PROMPT
Would you please return the lines of the material that contain the word "color"?

RECORDS TO USE

========

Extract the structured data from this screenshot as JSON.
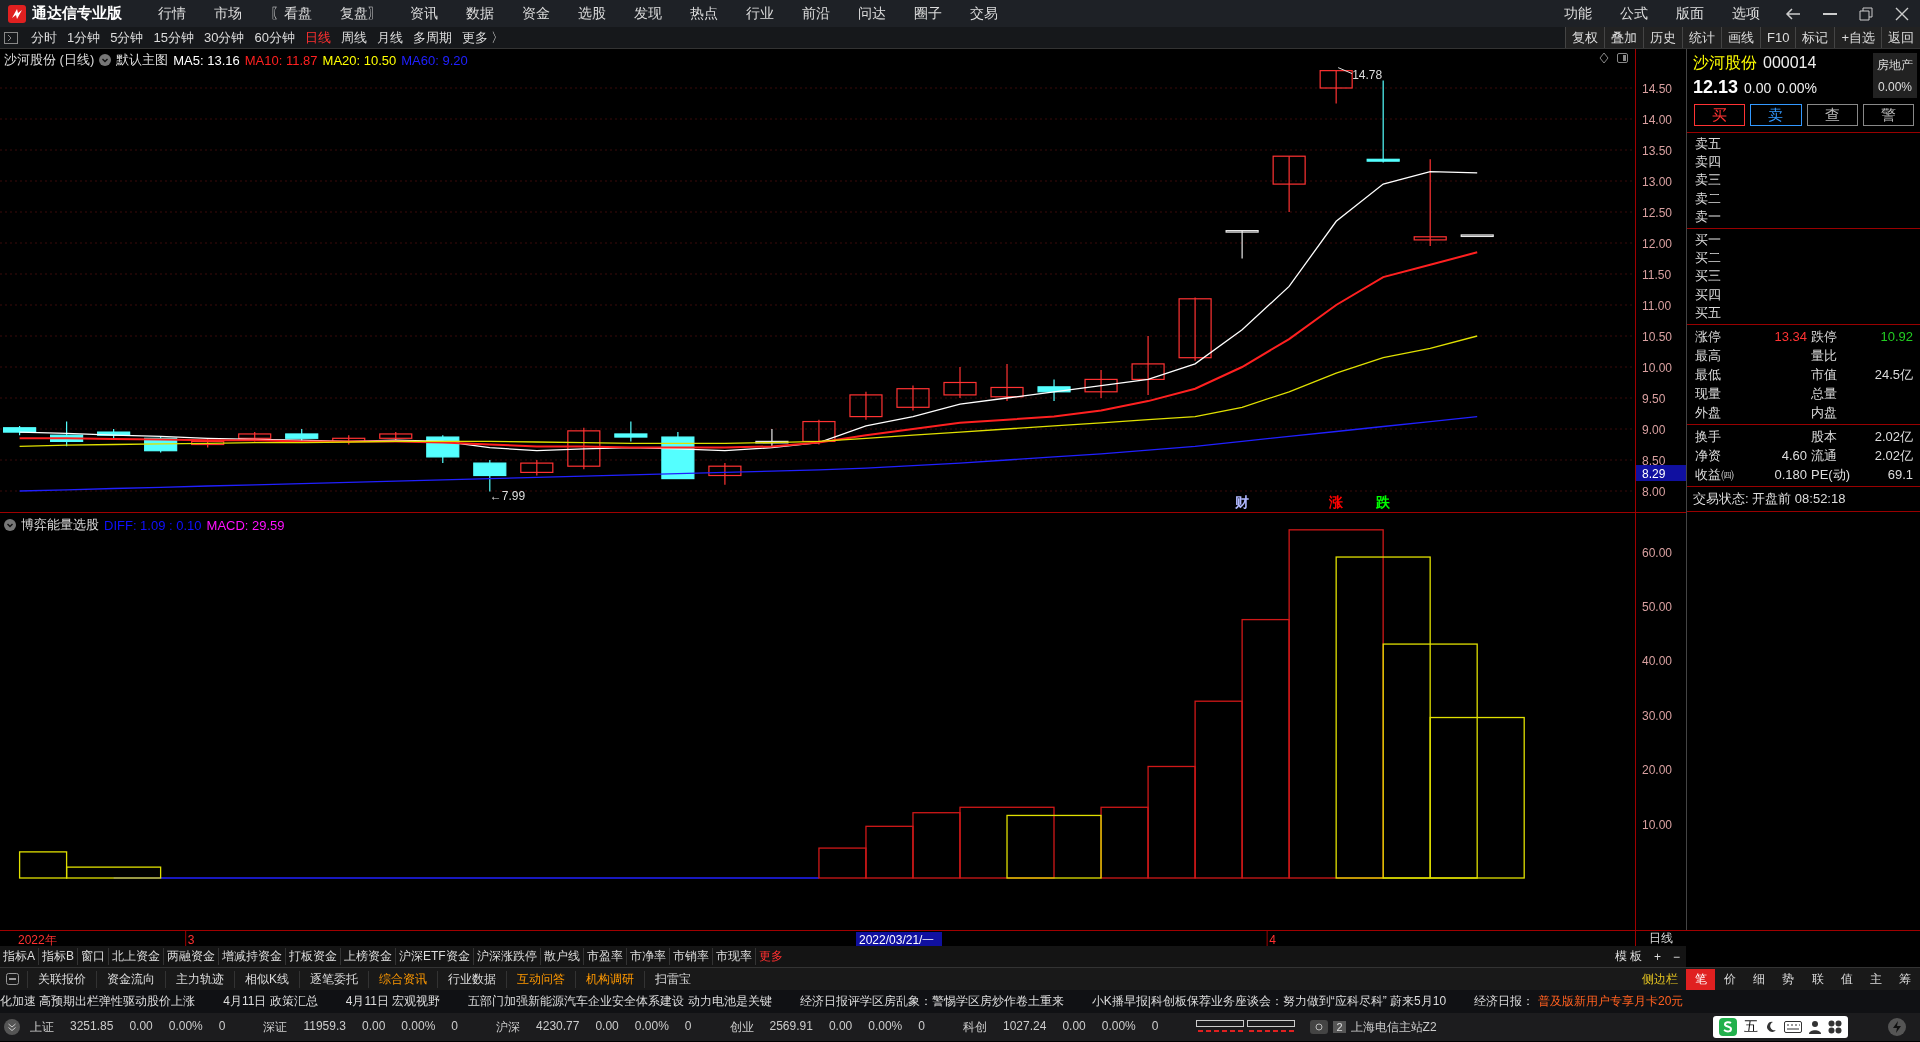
{
  "app": {
    "title": "通达信专业版"
  },
  "menu": [
    "行情",
    "市场",
    "〖看盘",
    "复盘〗",
    "资讯",
    "数据",
    "资金",
    "选股",
    "发现",
    "热点",
    "行业",
    "前沿",
    "问达",
    "圈子",
    "交易"
  ],
  "menu_right": [
    "功能",
    "公式",
    "版面",
    "选项"
  ],
  "periods": [
    {
      "label": "分时",
      "selected": false
    },
    {
      "label": "1分钟",
      "selected": false
    },
    {
      "label": "5分钟",
      "selected": false
    },
    {
      "label": "15分钟",
      "selected": false
    },
    {
      "label": "30分钟",
      "selected": false
    },
    {
      "label": "60分钟",
      "selected": false
    },
    {
      "label": "日线",
      "selected": true
    },
    {
      "label": "周线",
      "selected": false
    },
    {
      "label": "月线",
      "selected": false
    },
    {
      "label": "多周期",
      "selected": false
    },
    {
      "label": "更多 〉",
      "selected": false
    }
  ],
  "tools": [
    "复权",
    "叠加",
    "历史",
    "统计",
    "画线",
    "F10",
    "标记",
    "+自选",
    "返回"
  ],
  "main_chart": {
    "title": "沙河股份 (日线)",
    "template": "默认主图",
    "indicators": [
      {
        "text": "MA5: 13.16",
        "color": "#ffffff"
      },
      {
        "text": "MA10: 11.87",
        "color": "#ff2020"
      },
      {
        "text": "MA20: 10.50",
        "color": "#ffff00"
      },
      {
        "text": "MA60: 9.20",
        "color": "#2020ff"
      }
    ],
    "price_axis": [
      "14.50",
      "14.00",
      "13.50",
      "13.00",
      "12.50",
      "12.00",
      "11.50",
      "11.00",
      "10.50",
      "10.00",
      "9.50",
      "9.00",
      "8.50",
      "8.00"
    ],
    "cursor_price": "8.29",
    "time_labels": [
      "2022年",
      "3",
      "4"
    ],
    "markers": [
      "14.78",
      "←7.99"
    ],
    "events": [
      {
        "text": "财",
        "color": "#b0b8ff"
      },
      {
        "text": "涨",
        "color": "#ff0000"
      },
      {
        "text": "跌",
        "color": "#00ff00"
      }
    ]
  },
  "sub_chart": {
    "title": "博弈能量选股",
    "indicators": [
      {
        "text": "DIFF: 1.09 : 0.10",
        "color": "#1010ff"
      },
      {
        "text": "MACD: 29.59",
        "color": "#ff10ff"
      }
    ],
    "value_axis": [
      "60.00",
      "50.00",
      "40.00",
      "30.00",
      "20.00",
      "10.00"
    ]
  },
  "time_axis": {
    "cursor_date": "2022/03/21/一",
    "period": "日线"
  },
  "quote": {
    "name": "沙河股份",
    "code": "000014",
    "price": "12.13",
    "change": "0.00",
    "pct": "0.00%",
    "sector": "房地产",
    "sector_pct": "0.00%",
    "actions": [
      {
        "label": "买",
        "kind": "buy"
      },
      {
        "label": "卖",
        "kind": "sell"
      },
      {
        "label": "查",
        "kind": "plain"
      },
      {
        "label": "警",
        "kind": "plain"
      }
    ]
  },
  "asks": [
    "卖五",
    "卖四",
    "卖三",
    "卖二",
    "卖一"
  ],
  "bids": [
    "买一",
    "买二",
    "买三",
    "买四",
    "买五"
  ],
  "stats": [
    [
      {
        "label": "涨停",
        "value": "13.34",
        "color": "#ff3333"
      },
      {
        "label": "跌停",
        "value": "10.92",
        "color": "#22cc22"
      }
    ],
    [
      {
        "label": "最高"
      },
      {
        "label": "量比"
      }
    ],
    [
      {
        "label": "最低"
      },
      {
        "label": "市值",
        "value": "24.5亿"
      }
    ],
    [
      {
        "label": "现量"
      },
      {
        "label": "总量"
      }
    ],
    [
      {
        "label": "外盘"
      },
      {
        "label": "内盘"
      }
    ]
  ],
  "stats2": [
    [
      {
        "label": "换手"
      },
      {
        "label": "股本",
        "value": "2.02亿"
      }
    ],
    [
      {
        "label": "净资",
        "value": "4.60"
      },
      {
        "label": "流通",
        "value": "2.02亿"
      }
    ],
    [
      {
        "label": "收益㈣",
        "value": "0.180"
      },
      {
        "label": "PE(动)",
        "value": "69.1"
      }
    ]
  ],
  "trade_status": "交易状态: 开盘前 08:52:18",
  "indicator_tabs": [
    "指标A",
    "指标B",
    "窗口",
    "北上资金",
    "两融资金",
    "增减持资金",
    "打板资金",
    "上榜资金",
    "沪深ETF资金",
    "沪深涨跌停",
    "散户线",
    "市盈率",
    "市净率",
    "市销率",
    "市现率"
  ],
  "indicator_more": "更多",
  "template_controls": [
    "模 板",
    "+",
    "−"
  ],
  "info_tabs": [
    {
      "label": "关联报价",
      "highlight": false
    },
    {
      "label": "资金流向",
      "highlight": false
    },
    {
      "label": "主力轨迹",
      "highlight": false
    },
    {
      "label": "相似K线",
      "highlight": false
    },
    {
      "label": "逐笔委托",
      "highlight": false
    },
    {
      "label": "综合资讯",
      "highlight": true
    },
    {
      "label": "行业数据",
      "highlight": false
    },
    {
      "label": "互动问答",
      "highlight": true
    },
    {
      "label": "机构调研",
      "highlight": true
    },
    {
      "label": "扫雷宝",
      "highlight": false
    }
  ],
  "sidebar_toggle": "侧边栏",
  "panel_tabs": [
    {
      "label": "笔",
      "selected": true
    },
    {
      "label": "价",
      "selected": false
    },
    {
      "label": "细",
      "selected": false
    },
    {
      "label": "势",
      "selected": false
    },
    {
      "label": "联",
      "selected": false
    },
    {
      "label": "值",
      "selected": false
    },
    {
      "label": "主",
      "selected": false
    },
    {
      "label": "筹",
      "selected": false
    }
  ],
  "ticker": [
    "化加速 高预期出栏弹性驱动股价上涨",
    "4月11日 政策汇总",
    "4月11日 宏观视野",
    "五部门加强新能源汽车企业安全体系建设 动力电池是关键",
    "经济日报评学区房乱象：警惕学区房炒作卷土重来",
    "小K播早报|科创板保荐业务座谈会：努力做到“应科尽科” 蔚来5月10",
    "经济日报：",
    "普及版新用户专享月卡20元"
  ],
  "indices": [
    {
      "name": "上证",
      "value": "3251.85",
      "change": "0.00",
      "pct": "0.00%",
      "volume": "0"
    },
    {
      "name": "深证",
      "value": "11959.3",
      "change": "0.00",
      "pct": "0.00%",
      "volume": "0"
    },
    {
      "name": "沪深",
      "value": "4230.77",
      "change": "0.00",
      "pct": "0.00%",
      "volume": "0"
    },
    {
      "name": "创业",
      "value": "2569.91",
      "change": "0.00",
      "pct": "0.00%",
      "volume": "0"
    },
    {
      "name": "科创",
      "value": "1027.24",
      "change": "0.00",
      "pct": "0.00%",
      "volume": "0"
    }
  ],
  "server": {
    "badge": "2",
    "name": "上海电信主站Z2"
  },
  "ime": {
    "label": "五"
  }
}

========

ANSWER SPACE
        "color": "#ffffff"
        "color": "#ff2020"
        "color": "#ffff00"
        "color": "#2020ff"
        "color": "#b0b8ff"
        "color": "#ff0000"
        "color": "#00ff00"
        "color": "#1010ff"
        "color": "#ff10ff"
        "color": "#ff3333"
        "color": "#22cc22"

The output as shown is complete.